Open access

Rino Bandlitz Johansen, Monica Martinussen and Nils Kvilvang

References Adler, A. B., Thomas, J. L., & Castro, C. A. (2005). Measuring up: Comparing self-reports with unit records for assessing soldier performance. Military Psychology, 17, 3-24. Bartone, P. T., Snook, S. A., & Tremble, T. R. (2002). Cognitive and personality predictors of leader performance in West Point cadets. Military Psychology, 14, 321-338. doi: 10.1207/S15327876MP1404_6 Birkinshaw, J., & Gibson, C. (2004). Building ambidexterity into an organization. Harvard Business Review, Summer, 47

Open access

Aleksandra R. Vojvodic and Gordana Dedic

References 1. Jones N, Seddon R, Fear N, McAllister P, Wessely S, Greenberg N. Leadership, cohesion, morale and the mental health of UK Armed Forces in Afganistan. Psychiatry: Interpersonal and Biological Processes. 2012;75(1):49-59 . 2. Pickett T, Rothman D, Crawford EF, Brancu M, Fairbank JA, Kudler HS. Mental Health Among Military Personnel and Veterans. N C Med J. 2015;76(5):299-306. 3. Dedić G, Kostić P. Causes of frustration of soldiers in adaptation period on military environment. Vojnosanit Pregl. 2001

Open access

David Ramiro Troitiño and Archil Chochia

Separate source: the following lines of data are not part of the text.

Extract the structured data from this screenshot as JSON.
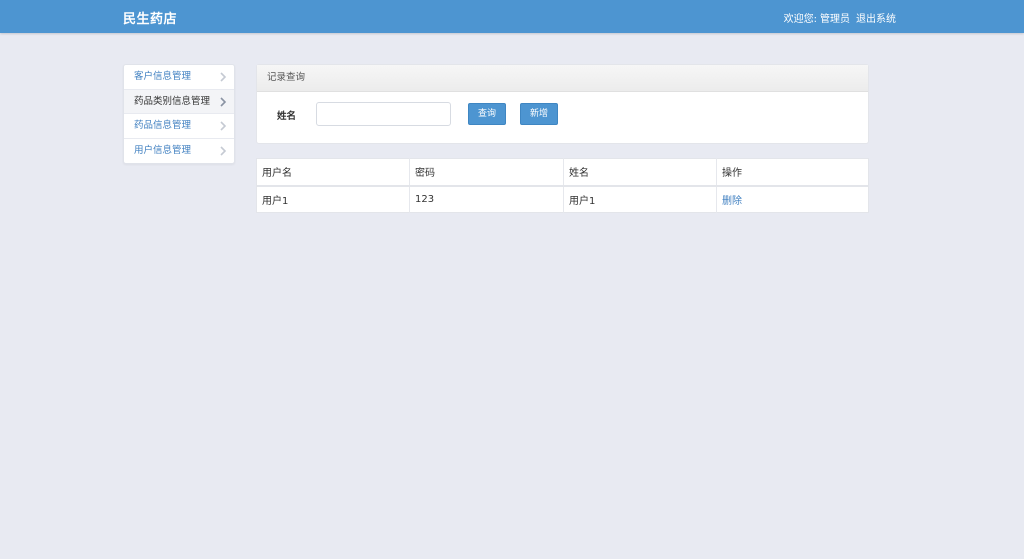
{
  "header": {
    "brand": "民生药店",
    "welcome": "欢迎您:",
    "username": "管理员",
    "logout": "退出系统"
  },
  "sidebar": {
    "items": [
      {
        "label": "客户信息管理"
      },
      {
        "label": "药品类别信息管理"
      },
      {
        "label": "药品信息管理"
      },
      {
        "label": "用户信息管理"
      }
    ]
  },
  "search": {
    "title": "记录查询",
    "name_label": "姓名",
    "name_value": "",
    "query_button": "查询",
    "add_button": "新增"
  },
  "table": {
    "columns": [
      "用户名",
      "密码",
      "姓名",
      "操作"
    ],
    "rows": [
      {
        "username": "用户1",
        "password": "123",
        "name": "用户1",
        "action": "删除"
      }
    ]
  },
  "colors": {
    "primary": "#4d95d1",
    "link": "#3f7fc0",
    "background": "#e8eaf2"
  }
}
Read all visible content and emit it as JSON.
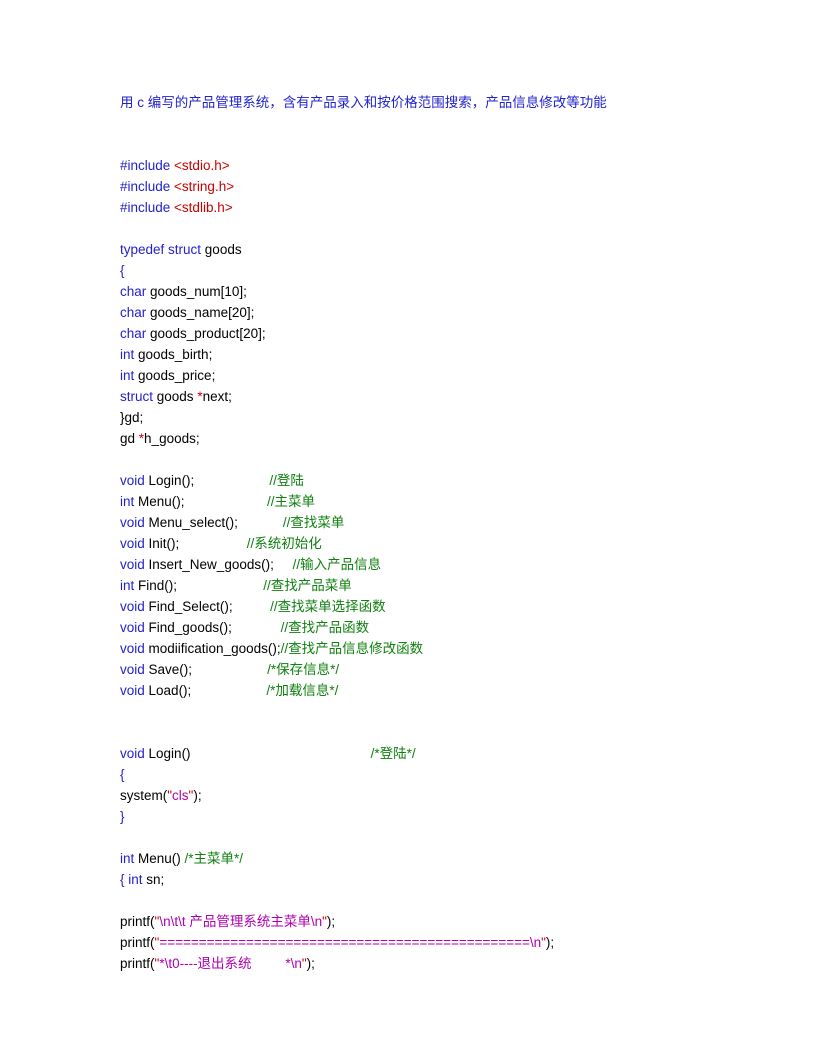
{
  "document": {
    "title": "用 c 编写的产品管理系统，含有产品录入和按价格范围搜索，产品信息修改等功能",
    "colors": {
      "keyword": "#2222CC",
      "preprocessor": "#2222CC",
      "header": "#CC0000",
      "operator": "#CC0000",
      "comment": "#108010",
      "string": "#B000B0",
      "identifier": "#000000",
      "title": "#2222CC",
      "page_background": "#ffffff"
    },
    "lines": [
      {
        "id": "l1",
        "type": "blank",
        "text": ""
      },
      {
        "id": "l2",
        "type": "code",
        "parts": [
          {
            "t": "#include ",
            "c": "pre"
          },
          {
            "t": "<stdio.h>",
            "c": "hdr"
          }
        ]
      },
      {
        "id": "l3",
        "type": "code",
        "parts": [
          {
            "t": "#include ",
            "c": "pre"
          },
          {
            "t": "<string.h>",
            "c": "hdr"
          }
        ]
      },
      {
        "id": "l4",
        "type": "code",
        "parts": [
          {
            "t": "#include ",
            "c": "pre"
          },
          {
            "t": "<stdlib.h>",
            "c": "hdr"
          }
        ]
      },
      {
        "id": "l5",
        "type": "blank",
        "text": ""
      },
      {
        "id": "l6",
        "type": "code",
        "parts": [
          {
            "t": "typedef struct ",
            "c": "kw"
          },
          {
            "t": "goods",
            "c": "id"
          }
        ]
      },
      {
        "id": "l7",
        "type": "code",
        "parts": [
          {
            "t": "{",
            "c": "kw"
          }
        ]
      },
      {
        "id": "l8",
        "type": "code",
        "parts": [
          {
            "t": "char ",
            "c": "kw"
          },
          {
            "t": "goods_num[10];",
            "c": "id"
          }
        ]
      },
      {
        "id": "l9",
        "type": "code",
        "parts": [
          {
            "t": "char ",
            "c": "kw"
          },
          {
            "t": "goods_name[20];",
            "c": "id"
          }
        ]
      },
      {
        "id": "l10",
        "type": "code",
        "parts": [
          {
            "t": "char ",
            "c": "kw"
          },
          {
            "t": "goods_product[20];",
            "c": "id"
          }
        ]
      },
      {
        "id": "l11",
        "type": "code",
        "parts": [
          {
            "t": "int ",
            "c": "kw"
          },
          {
            "t": "goods_birth;",
            "c": "id"
          }
        ]
      },
      {
        "id": "l12",
        "type": "code",
        "parts": [
          {
            "t": "int ",
            "c": "kw"
          },
          {
            "t": "goods_price;",
            "c": "id"
          }
        ]
      },
      {
        "id": "l13",
        "type": "code",
        "parts": [
          {
            "t": "struct ",
            "c": "kw"
          },
          {
            "t": "goods ",
            "c": "id"
          },
          {
            "t": "*",
            "c": "op"
          },
          {
            "t": "next;",
            "c": "id"
          }
        ]
      },
      {
        "id": "l14",
        "type": "code",
        "parts": [
          {
            "t": "}gd;",
            "c": "id"
          }
        ]
      },
      {
        "id": "l15",
        "type": "code",
        "parts": [
          {
            "t": "gd ",
            "c": "id"
          },
          {
            "t": "*",
            "c": "op"
          },
          {
            "t": "h_goods;",
            "c": "id"
          }
        ]
      },
      {
        "id": "l16",
        "type": "blank",
        "text": ""
      },
      {
        "id": "l17",
        "type": "code",
        "parts": [
          {
            "t": "void ",
            "c": "kw"
          },
          {
            "t": "Login();                    ",
            "c": "id"
          },
          {
            "t": "//登陆",
            "c": "cmt"
          }
        ]
      },
      {
        "id": "l18",
        "type": "code",
        "parts": [
          {
            "t": "int ",
            "c": "kw"
          },
          {
            "t": "Menu();                      ",
            "c": "id"
          },
          {
            "t": "//主菜单",
            "c": "cmt"
          }
        ]
      },
      {
        "id": "l19",
        "type": "code",
        "parts": [
          {
            "t": "void ",
            "c": "kw"
          },
          {
            "t": "Menu_select();            ",
            "c": "id"
          },
          {
            "t": "//查找菜单",
            "c": "cmt"
          }
        ]
      },
      {
        "id": "l20",
        "type": "code",
        "parts": [
          {
            "t": "void ",
            "c": "kw"
          },
          {
            "t": "Init();                  ",
            "c": "id"
          },
          {
            "t": "//系统初始化",
            "c": "cmt"
          }
        ]
      },
      {
        "id": "l21",
        "type": "code",
        "parts": [
          {
            "t": "void ",
            "c": "kw"
          },
          {
            "t": "Insert_New_goods();     ",
            "c": "id"
          },
          {
            "t": "//输入产品信息",
            "c": "cmt"
          }
        ]
      },
      {
        "id": "l22",
        "type": "code",
        "parts": [
          {
            "t": "int ",
            "c": "kw"
          },
          {
            "t": "Find();                       ",
            "c": "id"
          },
          {
            "t": "//查找产品菜单",
            "c": "cmt"
          }
        ]
      },
      {
        "id": "l23",
        "type": "code",
        "parts": [
          {
            "t": "void ",
            "c": "kw"
          },
          {
            "t": "Find_Select();          ",
            "c": "id"
          },
          {
            "t": "//查找菜单选择函数",
            "c": "cmt"
          }
        ]
      },
      {
        "id": "l24",
        "type": "code",
        "parts": [
          {
            "t": "void ",
            "c": "kw"
          },
          {
            "t": "Find_goods();             ",
            "c": "id"
          },
          {
            "t": "//查找产品函数",
            "c": "cmt"
          }
        ]
      },
      {
        "id": "l25",
        "type": "code",
        "parts": [
          {
            "t": "void ",
            "c": "kw"
          },
          {
            "t": "modiification_goods();",
            "c": "id"
          },
          {
            "t": "//查找产品信息修改函数",
            "c": "cmt"
          }
        ]
      },
      {
        "id": "l26",
        "type": "code",
        "parts": [
          {
            "t": "void ",
            "c": "kw"
          },
          {
            "t": "Save();                    ",
            "c": "id"
          },
          {
            "t": "/*保存信息*/",
            "c": "cmt"
          }
        ]
      },
      {
        "id": "l27",
        "type": "code",
        "parts": [
          {
            "t": "void ",
            "c": "kw"
          },
          {
            "t": "Load();                    ",
            "c": "id"
          },
          {
            "t": "/*加载信息*/",
            "c": "cmt"
          }
        ]
      },
      {
        "id": "l28",
        "type": "blank",
        "text": ""
      },
      {
        "id": "l29",
        "type": "blank",
        "text": ""
      },
      {
        "id": "l30",
        "type": "code",
        "parts": [
          {
            "t": "void ",
            "c": "kw"
          },
          {
            "t": "Login()                                                ",
            "c": "id"
          },
          {
            "t": "/*登陆*/",
            "c": "cmt"
          }
        ]
      },
      {
        "id": "l31",
        "type": "code",
        "parts": [
          {
            "t": "{",
            "c": "kw"
          }
        ]
      },
      {
        "id": "l32",
        "type": "code",
        "parts": [
          {
            "t": "system(",
            "c": "id"
          },
          {
            "t": "\"",
            "c": "op"
          },
          {
            "t": "cls",
            "c": "str"
          },
          {
            "t": "\"",
            "c": "op"
          },
          {
            "t": ");",
            "c": "id"
          }
        ]
      },
      {
        "id": "l33",
        "type": "code",
        "parts": [
          {
            "t": "}",
            "c": "kw"
          }
        ]
      },
      {
        "id": "l34",
        "type": "blank",
        "text": ""
      },
      {
        "id": "l35",
        "type": "code",
        "parts": [
          {
            "t": "int ",
            "c": "kw"
          },
          {
            "t": "Menu() ",
            "c": "id"
          },
          {
            "t": "/*主菜单*/",
            "c": "cmt"
          }
        ]
      },
      {
        "id": "l36",
        "type": "code",
        "parts": [
          {
            "t": "{ ",
            "c": "kw"
          },
          {
            "t": "int ",
            "c": "kw"
          },
          {
            "t": "sn;",
            "c": "id"
          }
        ]
      },
      {
        "id": "l37",
        "type": "blank",
        "text": ""
      },
      {
        "id": "l38",
        "type": "code",
        "parts": [
          {
            "t": "printf(",
            "c": "id"
          },
          {
            "t": "\"",
            "c": "op"
          },
          {
            "t": "\\n\\t\\t 产品管理系统主菜单\\n",
            "c": "str"
          },
          {
            "t": "\"",
            "c": "op"
          },
          {
            "t": ");",
            "c": "id"
          }
        ]
      },
      {
        "id": "l39",
        "type": "code",
        "parts": [
          {
            "t": "printf(",
            "c": "id"
          },
          {
            "t": "\"",
            "c": "op"
          },
          {
            "t": "===============================================\\n",
            "c": "str"
          },
          {
            "t": "\"",
            "c": "op"
          },
          {
            "t": ");",
            "c": "id"
          }
        ]
      },
      {
        "id": "l40",
        "type": "code",
        "parts": [
          {
            "t": "printf(",
            "c": "id"
          },
          {
            "t": "\"",
            "c": "op"
          },
          {
            "t": "*\\t0----退出系统         *\\n",
            "c": "str"
          },
          {
            "t": "\"",
            "c": "op"
          },
          {
            "t": ");",
            "c": "id"
          }
        ]
      }
    ]
  }
}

The Hague, May, 1948 . London: Hollis & Carter, 1949. 20. Churchill, Winston. The Second World War . Vol. 3. Houghton Mifflin, 1950. 21. Churchill, Winston. The World Crisis . Vol. 1. Scribner, 1963. 22. Coombs, David, Minnie Churchill, and Winston Churchill. Sir Winston Churchill: His life and His Paintings . Running Press, 2004. 23. D’Este, Carlo. Warlord: The Fighting Life of Winston Churchill, from Soldier to Statesman . Penguin, 2010. 24. Dinan, Desmond. Europe Recast: A History of European Union . Vol. 373. Basingstoke